The issue with Bitcoin privacy
Bitcoin can be anonymous, but it is not private by default. Every transaction and address balance is publicly visible to everyone on the distributed ledger known as the blockchain. While this is good for decentralized auditability, it is bad for privacy.
There are two types of financial privacy within the scope of this article: transaction privacy: concealing the source or destination and balance privacy, concealing someone’s net worth. The equivalent of privacy on Bitcoin was originally intended to be achieved through the assumption that bitcoin addresses are not associated with any identity. But in reality, bitcoin addresses are commonly or easily associated with identities. Many people get bitcoins from a source that complies with overreaching government regulations known as KYC (know your customer) requirements. Bitcoins that are obtained from a KYC source are tagged to your identity.
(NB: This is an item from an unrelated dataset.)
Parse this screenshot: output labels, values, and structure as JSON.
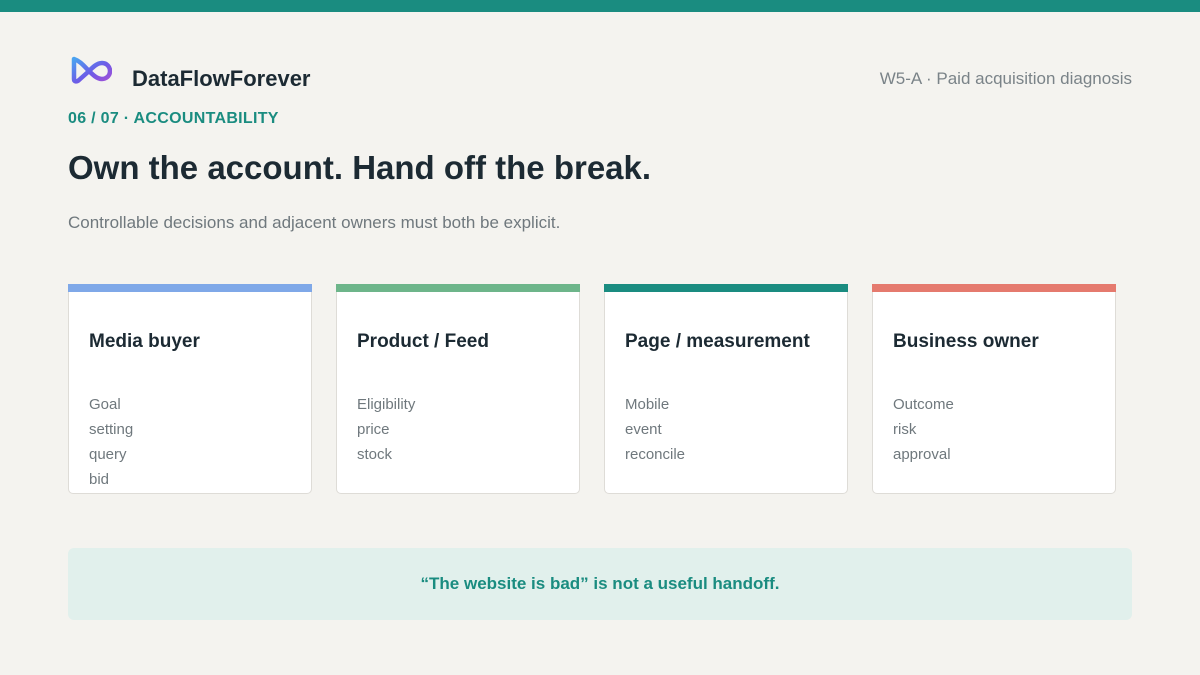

Even if you obtain your bitcoin from an anonymous source, it can be tied to your identity the moment you purchase something from a business that needs to collect your information for something as simple as shipping information or email address. If the business you are paying is using a 3rd party payment processing service that complies with KYC, then your bitcoin can no longer be considered anonymous. Even if the business you are paying is using a self-hosted payment system, your information could still be leaked if the business gives up your data intentionally, unintentionally, or via government coercion. Even if you do achieve transaction privacy, you still have to worry about balance privacy. You might not want people you do business with to know your entire net worth.
Various Solutions to Bitcoin Privacy
Fortunately, there are ways to use Bitcoin privately. The methods to use bitcoin with privacy include coinjoins, coinswaps, The Lightning Network, state chains, off-chain physical transactions (such as opendimes) and WabiSabi, A method recently introduced in Wasabi Wallet 2.0.
Explanation of Coinjoins
For transaction privacy, a coinjoin conceals a bitcoin’s future post-coinjoin activity from the past and conceals the past pre-coinjoin activity from the future. The coinjoin acts as an opaque wall in a timeline that transactions pass through. If a sender of bitcoin coinjoins, the recipient is unable to determine how the sender obtained the funds. If a recipient of the bitcoin coinjoins, the sender is unable to determine what the recipient does with the funds.
There are what I consider two types of common coinjoins, a mixing coinjoin and a spending coinjoin. A “mixing coinjoin” is used for the sole purpose of making bitcoin anonymous for future use. A “spending coinjoin” is when a coinjoin is used at the time of making a transaction to someone else, in which a recipient receives bitcoin from a sender directly as an output of a coinjoin.
For balance privacy, a coinjoin can also conceal someone’s full net worth. One way to do so is for a sender to pay a recipient directly from a coinjoin, via a “spending coinjoin”. Another way is to use a coinjoin to break up someone’s balance spread across multiple addresses that are not associated with each other. This is how it is often done with a “mixing coinjoin”.